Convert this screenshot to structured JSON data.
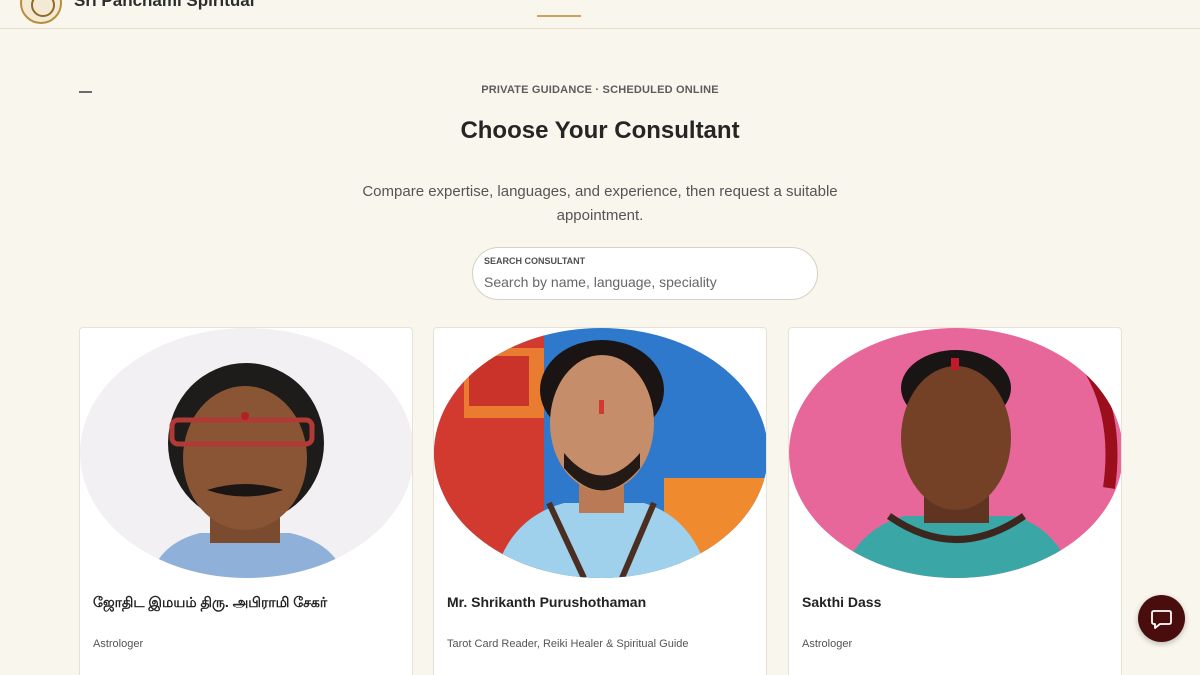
{
  "header": {
    "brand": "Sri Panchami Spiritual",
    "logo_icon": "temple-emblem-icon"
  },
  "hero": {
    "eyebrow": "PRIVATE GUIDANCE · SCHEDULED ONLINE",
    "title": "Choose Your Consultant",
    "subtitle": "Compare expertise, languages, and experience, then request a suitable appointment."
  },
  "search": {
    "label": "SEARCH CONSULTANT",
    "placeholder": "Search by name, language, speciality",
    "value": ""
  },
  "consultants": [
    {
      "name": "ஜோதிட இமயம் திரு. அபிராமி சேகர்",
      "role": "Astrologer"
    },
    {
      "name": "Mr. Shrikanth Purushothaman",
      "role": "Tarot Card Reader, Reiki Healer & Spiritual Guide"
    },
    {
      "name": "Sakthi Dass",
      "role": "Astrologer"
    }
  ],
  "chat_button": {
    "icon": "chat-bubble-icon"
  },
  "colors": {
    "background": "#f9f6ee",
    "accent": "#c9a55a",
    "chat_button": "#4a0d0d"
  }
}
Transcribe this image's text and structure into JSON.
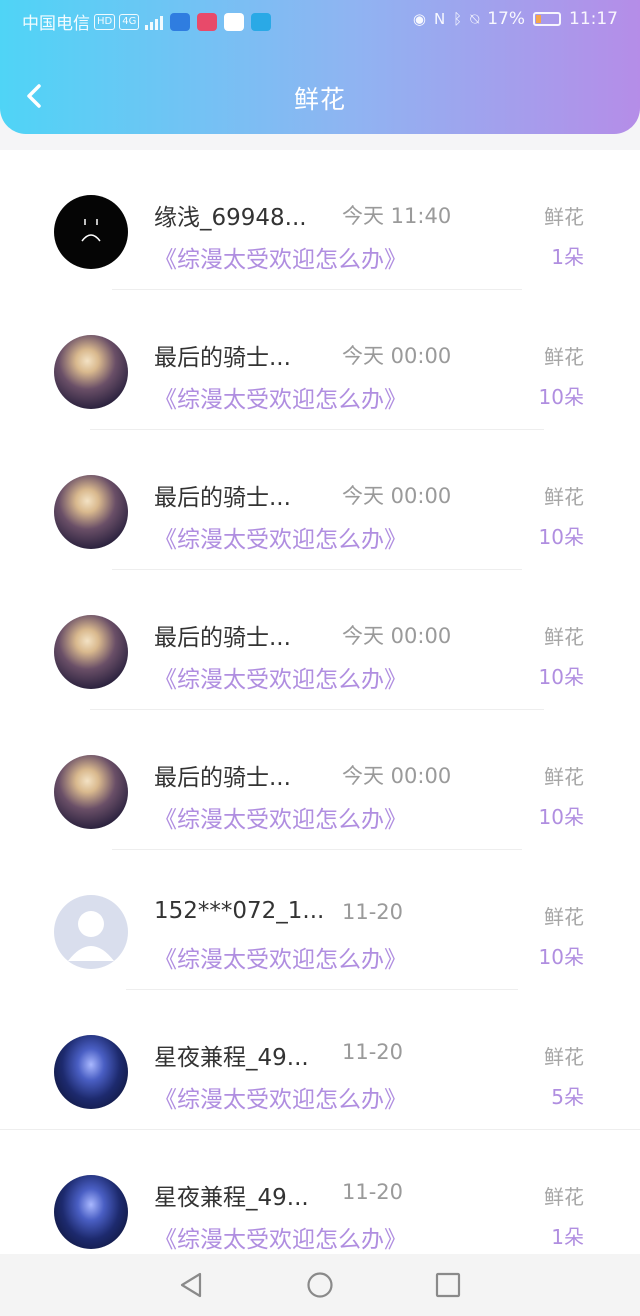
{
  "status_bar": {
    "carrier": "中国电信",
    "hd": "HD",
    "network": "4G",
    "battery": "17%",
    "time": "11:17"
  },
  "header": {
    "title": "鲜花"
  },
  "colors": {
    "accent": "#b08ee0",
    "gradient_start": "#4fd4f6",
    "gradient_end": "#b58de8"
  },
  "rows": [
    {
      "name": "缘浅_69948...",
      "time": "今天 11:40",
      "kind": "鲜花",
      "book": "《综漫太受欢迎怎么办》",
      "count": "1朵",
      "avatar": "sad-face"
    },
    {
      "name": "最后的骑士...",
      "time": "今天 00:00",
      "kind": "鲜花",
      "book": "《综漫太受欢迎怎么办》",
      "count": "10朵",
      "avatar": "anime-girl"
    },
    {
      "name": "最后的骑士...",
      "time": "今天 00:00",
      "kind": "鲜花",
      "book": "《综漫太受欢迎怎么办》",
      "count": "10朵",
      "avatar": "anime-girl"
    },
    {
      "name": "最后的骑士...",
      "time": "今天 00:00",
      "kind": "鲜花",
      "book": "《综漫太受欢迎怎么办》",
      "count": "10朵",
      "avatar": "anime-girl"
    },
    {
      "name": "最后的骑士...",
      "time": "今天 00:00",
      "kind": "鲜花",
      "book": "《综漫太受欢迎怎么办》",
      "count": "10朵",
      "avatar": "anime-girl"
    },
    {
      "name": "152***072_1...",
      "time": "11-20",
      "kind": "鲜花",
      "book": "《综漫太受欢迎怎么办》",
      "count": "10朵",
      "avatar": "default-user"
    },
    {
      "name": "星夜兼程_49...",
      "time": "11-20",
      "kind": "鲜花",
      "book": "《综漫太受欢迎怎么办》",
      "count": "5朵",
      "avatar": "galaxy"
    },
    {
      "name": "星夜兼程_49...",
      "time": "11-20",
      "kind": "鲜花",
      "book": "《综漫太受欢迎怎么办》",
      "count": "1朵",
      "avatar": "galaxy"
    }
  ]
}
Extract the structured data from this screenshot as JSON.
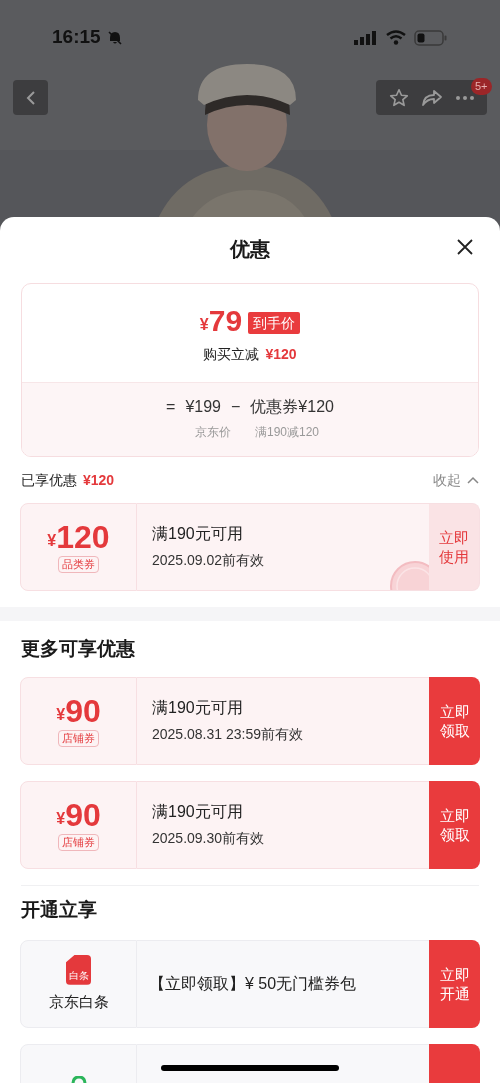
{
  "status_bar": {
    "time": "16:15",
    "muted": true
  },
  "top_bar": {
    "badge": "5+"
  },
  "sheet": {
    "title": "优惠"
  },
  "summary": {
    "currency": "¥",
    "final_price": "79",
    "final_tag": "到手价",
    "instant_label": "购买立减",
    "instant_amount": "¥120",
    "equals": "=",
    "base_price": "¥199",
    "minus": "−",
    "coupon_text": "优惠券¥120",
    "base_caption": "京东价",
    "coupon_caption": "满190减120"
  },
  "enjoyed": {
    "label": "已享优惠",
    "amount": "¥120",
    "toggle": "收起",
    "expanded": true
  },
  "enjoyed_coupons": [
    {
      "currency": "¥",
      "amount": "120",
      "type": "品类券",
      "condition": "满190元可用",
      "validity": "2025.09.02前有效",
      "action": "立即使用",
      "claimed": true
    }
  ],
  "more": {
    "title": "更多可享优惠"
  },
  "more_coupons": [
    {
      "currency": "¥",
      "amount": "90",
      "type": "店铺券",
      "condition": "满190元可用",
      "validity": "2025.08.31 23:59前有效",
      "action": "立即领取",
      "claimed": false
    },
    {
      "currency": "¥",
      "amount": "90",
      "type": "店铺券",
      "condition": "满190元可用",
      "validity": "2025.09.30前有效",
      "action": "立即领取",
      "claimed": false
    }
  ],
  "activate": {
    "title": "开通立享"
  },
  "activate_items": [
    {
      "kind": "baitiao",
      "icon_label": "白条",
      "name": "京东白条",
      "offer": "【立即领取】¥ 50无门槛券包",
      "action": "立即开通"
    },
    {
      "kind": "bag"
    }
  ]
}
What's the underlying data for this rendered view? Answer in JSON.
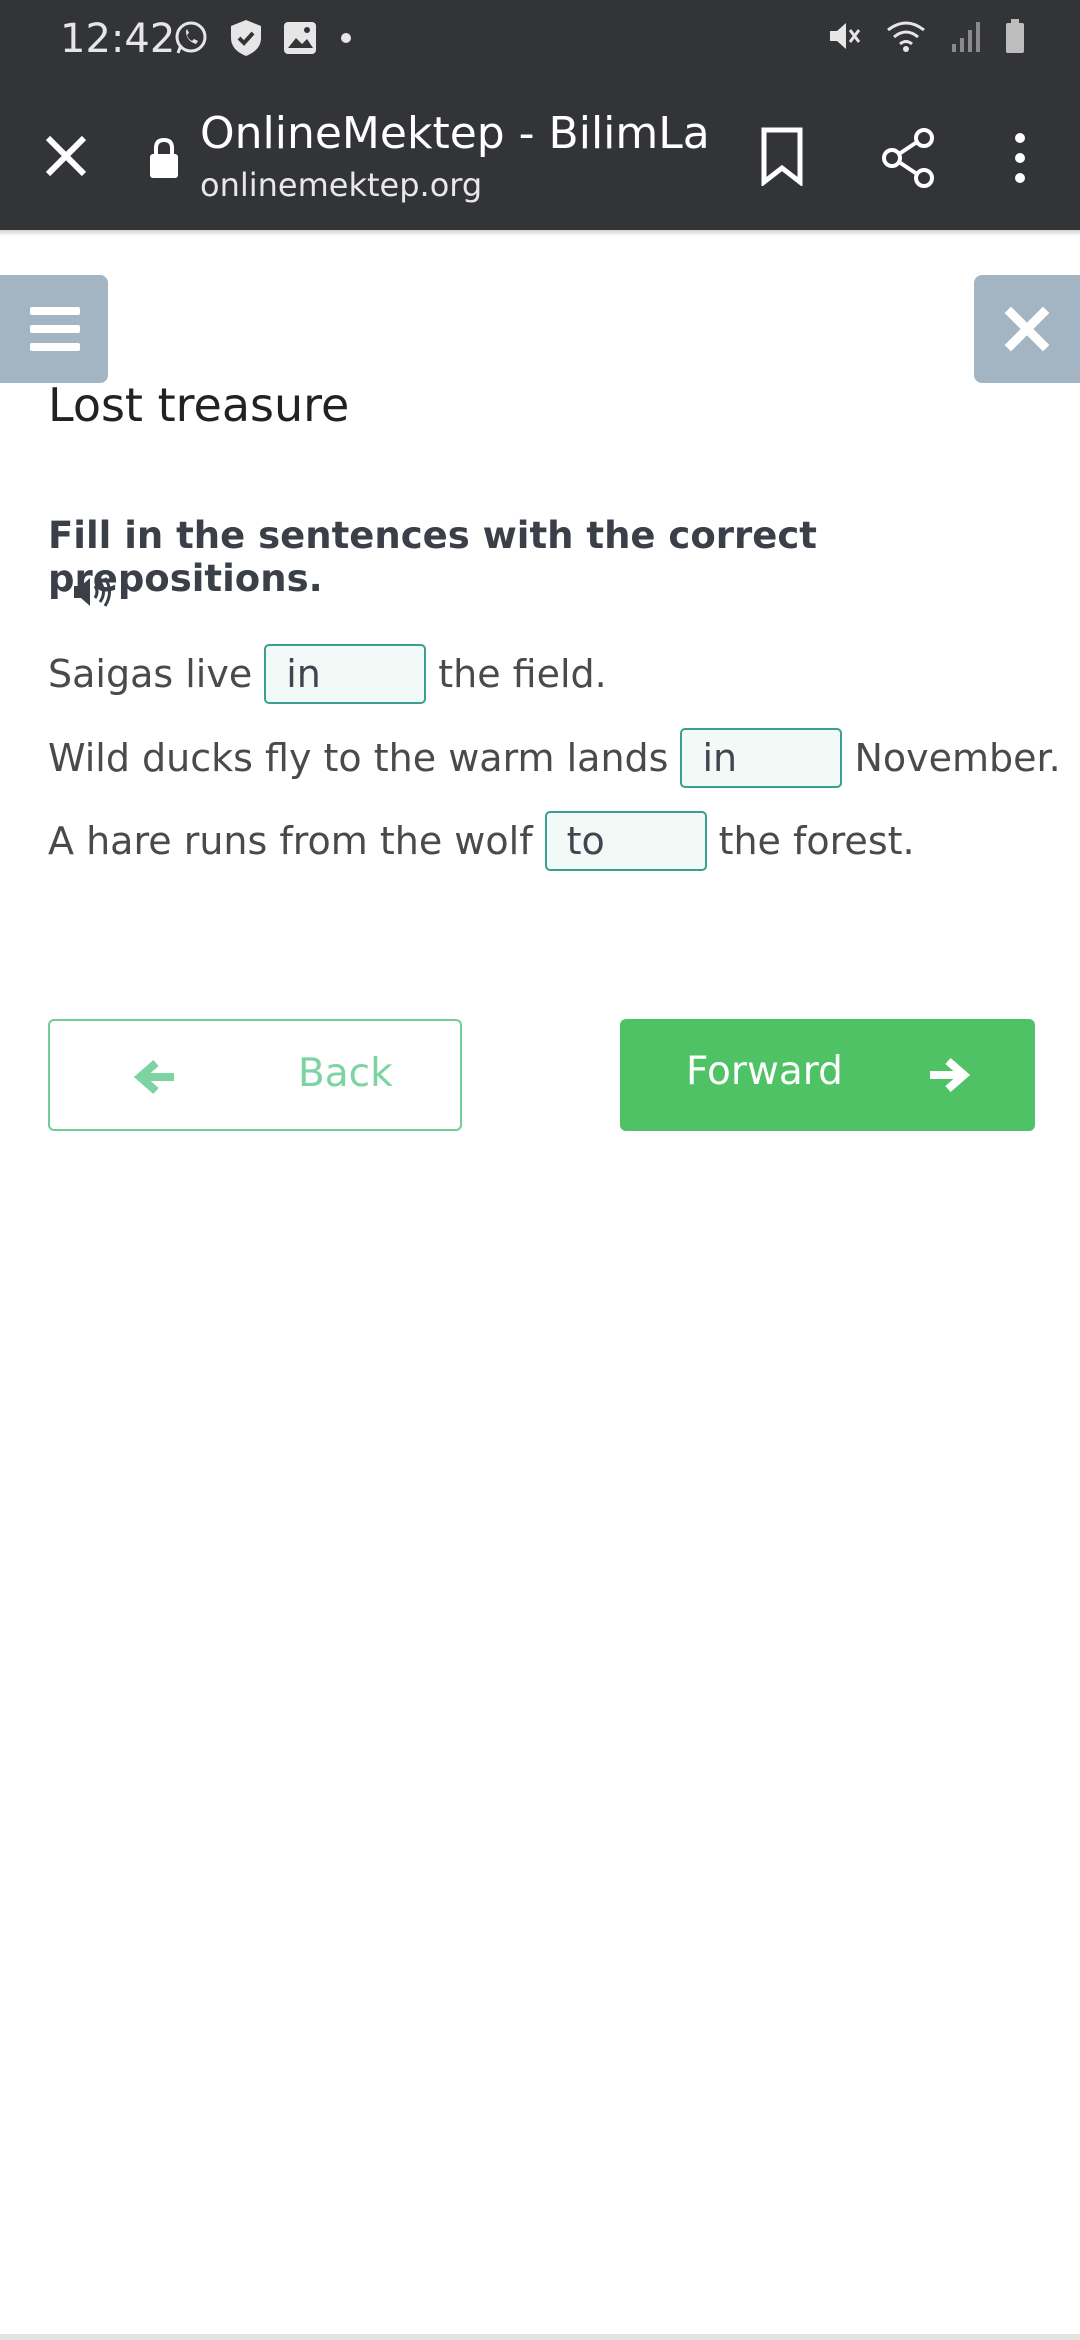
{
  "status_bar": {
    "time": "12:42",
    "left_icons": [
      "whatsapp-icon",
      "shield-icon",
      "image-icon",
      "dot-icon"
    ],
    "right_icons": [
      "mute-icon",
      "wifi-icon",
      "signal-icon",
      "battery-icon"
    ]
  },
  "browser": {
    "title": "OnlineMektep - BilimLa...",
    "url": "onlinemektep.org"
  },
  "page": {
    "title": "Lost treasure",
    "instruction": "Fill in the sentences with the correct prepositions."
  },
  "exercise": {
    "sentences": [
      {
        "before": "Saigas live",
        "answer": "in",
        "after": "the field."
      },
      {
        "before": "Wild ducks fly to the warm lands",
        "answer": "in",
        "after": "November."
      },
      {
        "before": "A hare runs from the wolf",
        "answer": "to",
        "after": "the forest."
      }
    ]
  },
  "navigation": {
    "back_label": "Back",
    "forward_label": "Forward"
  },
  "colors": {
    "status_bar_bg": "#323437",
    "side_button_bg": "#a3b5c3",
    "accent_green": "#50c266",
    "blank_border": "#3aa08d"
  }
}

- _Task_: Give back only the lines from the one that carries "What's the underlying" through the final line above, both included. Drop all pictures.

- _Written response_:
What's the underlying data for this rendered view? Answer in JSON.
{
  "status_bar": {
    "time": "12:42",
    "left_icons": [
      "whatsapp-icon",
      "shield-icon",
      "image-icon",
      "dot-icon"
    ],
    "right_icons": [
      "mute-icon",
      "wifi-icon",
      "signal-icon",
      "battery-icon"
    ]
  },
  "browser": {
    "title": "OnlineMektep - BilimLa...",
    "url": "onlinemektep.org"
  },
  "page": {
    "title": "Lost treasure",
    "instruction": "Fill in the sentences with the correct prepositions."
  },
  "exercise": {
    "sentences": [
      {
        "before": "Saigas live",
        "answer": "in",
        "after": "the field."
      },
      {
        "before": "Wild ducks fly to the warm lands",
        "answer": "in",
        "after": "November."
      },
      {
        "before": "A hare runs from the wolf",
        "answer": "to",
        "after": "the forest."
      }
    ]
  },
  "navigation": {
    "back_label": "Back",
    "forward_label": "Forward"
  },
  "colors": {
    "status_bar_bg": "#323437",
    "side_button_bg": "#a3b5c3",
    "accent_green": "#50c266",
    "blank_border": "#3aa08d"
  }
}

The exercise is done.